Kyle, an alumnus, graduated with a degree in chemistry and worked in the field for nearly a decade before switching paths and working in investing. Now he’s the senior director for Investments Oppenheimer and Co. Inc.

danny-kyle-headshot

         ULM alumnus Danny Kyle

Because of his successful bold transition, Kyle was the keynote speaker of the “Investing in Your Future: Mentors, Internships, and Relationships” workshop at the Business Symposium on Thursday.

During his speech, he insisted that the ability to pick yourself up after a failure and learn from it is most important in student life.

“Students get confused about their major and later about their career,” said Kyle.

He suggested that students look for internships to determine if the career is right for them.

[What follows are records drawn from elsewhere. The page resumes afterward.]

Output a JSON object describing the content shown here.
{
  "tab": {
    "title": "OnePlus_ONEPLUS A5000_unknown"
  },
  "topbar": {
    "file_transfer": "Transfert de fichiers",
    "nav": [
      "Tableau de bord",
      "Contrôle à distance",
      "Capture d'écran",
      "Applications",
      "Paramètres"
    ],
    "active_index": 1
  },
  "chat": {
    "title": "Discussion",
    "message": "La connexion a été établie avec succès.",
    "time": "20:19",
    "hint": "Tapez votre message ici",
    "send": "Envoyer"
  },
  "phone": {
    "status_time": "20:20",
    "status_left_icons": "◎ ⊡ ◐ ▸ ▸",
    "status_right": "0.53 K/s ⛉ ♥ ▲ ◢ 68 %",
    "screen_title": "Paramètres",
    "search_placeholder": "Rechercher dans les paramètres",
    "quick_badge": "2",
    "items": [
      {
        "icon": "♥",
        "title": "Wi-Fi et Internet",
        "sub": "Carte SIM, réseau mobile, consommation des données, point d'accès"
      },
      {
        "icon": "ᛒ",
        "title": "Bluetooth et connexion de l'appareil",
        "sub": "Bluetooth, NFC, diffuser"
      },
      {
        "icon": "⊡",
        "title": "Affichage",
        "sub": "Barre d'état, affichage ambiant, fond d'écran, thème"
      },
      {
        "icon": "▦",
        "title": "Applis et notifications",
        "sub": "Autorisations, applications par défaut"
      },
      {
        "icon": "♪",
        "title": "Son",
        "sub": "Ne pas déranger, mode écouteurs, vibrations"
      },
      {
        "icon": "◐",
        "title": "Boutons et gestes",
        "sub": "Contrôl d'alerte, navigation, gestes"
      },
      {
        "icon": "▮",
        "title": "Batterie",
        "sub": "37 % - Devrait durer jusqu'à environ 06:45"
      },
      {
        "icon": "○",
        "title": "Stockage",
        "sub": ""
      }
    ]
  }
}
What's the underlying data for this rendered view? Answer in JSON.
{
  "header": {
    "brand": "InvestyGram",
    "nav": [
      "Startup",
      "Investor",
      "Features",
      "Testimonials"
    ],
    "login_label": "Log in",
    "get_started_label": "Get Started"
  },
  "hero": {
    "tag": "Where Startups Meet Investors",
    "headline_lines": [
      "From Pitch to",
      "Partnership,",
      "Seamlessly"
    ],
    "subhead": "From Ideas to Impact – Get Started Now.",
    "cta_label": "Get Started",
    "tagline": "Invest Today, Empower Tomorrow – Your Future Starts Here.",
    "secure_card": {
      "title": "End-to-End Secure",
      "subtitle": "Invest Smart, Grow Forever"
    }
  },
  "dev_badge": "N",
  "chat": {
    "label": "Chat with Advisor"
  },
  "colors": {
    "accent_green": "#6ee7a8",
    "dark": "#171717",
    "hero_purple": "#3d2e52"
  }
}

Kyle said internships show dedication to a particular career, enthusiasm for a particular job and provide experience.

He said that students get overwhelmed by their school activities and involvement and do not always have time to think about internships and jobs. However, internships build connections in the field.

Kyle said students should go talk to the career counseling center as they get closer to graduation.

“They have been down the road many times. They know how to guide you,” said Kyle.

“Seek out the professors and advisers and really have hard talk about what you want to be and where you want to go.”

 Kyle said that life is not a straight path, it’s a crooked path.

Kyle’s speech made Laura Beth Aulds, a sophomore accounting major, excited about her future. She intends to find an internship now.

“It gave me more information about internships as well as career options,” said Aulds.

Aulds would like to see more sessions on various topics. She feels that most of the sessions focused on majors like marketing and risk management and insurance.

“I feel that most of the sessions focus on these subjects rather than some of the other majors that we have in the College of Business such as accounting and finance,” said Aulds.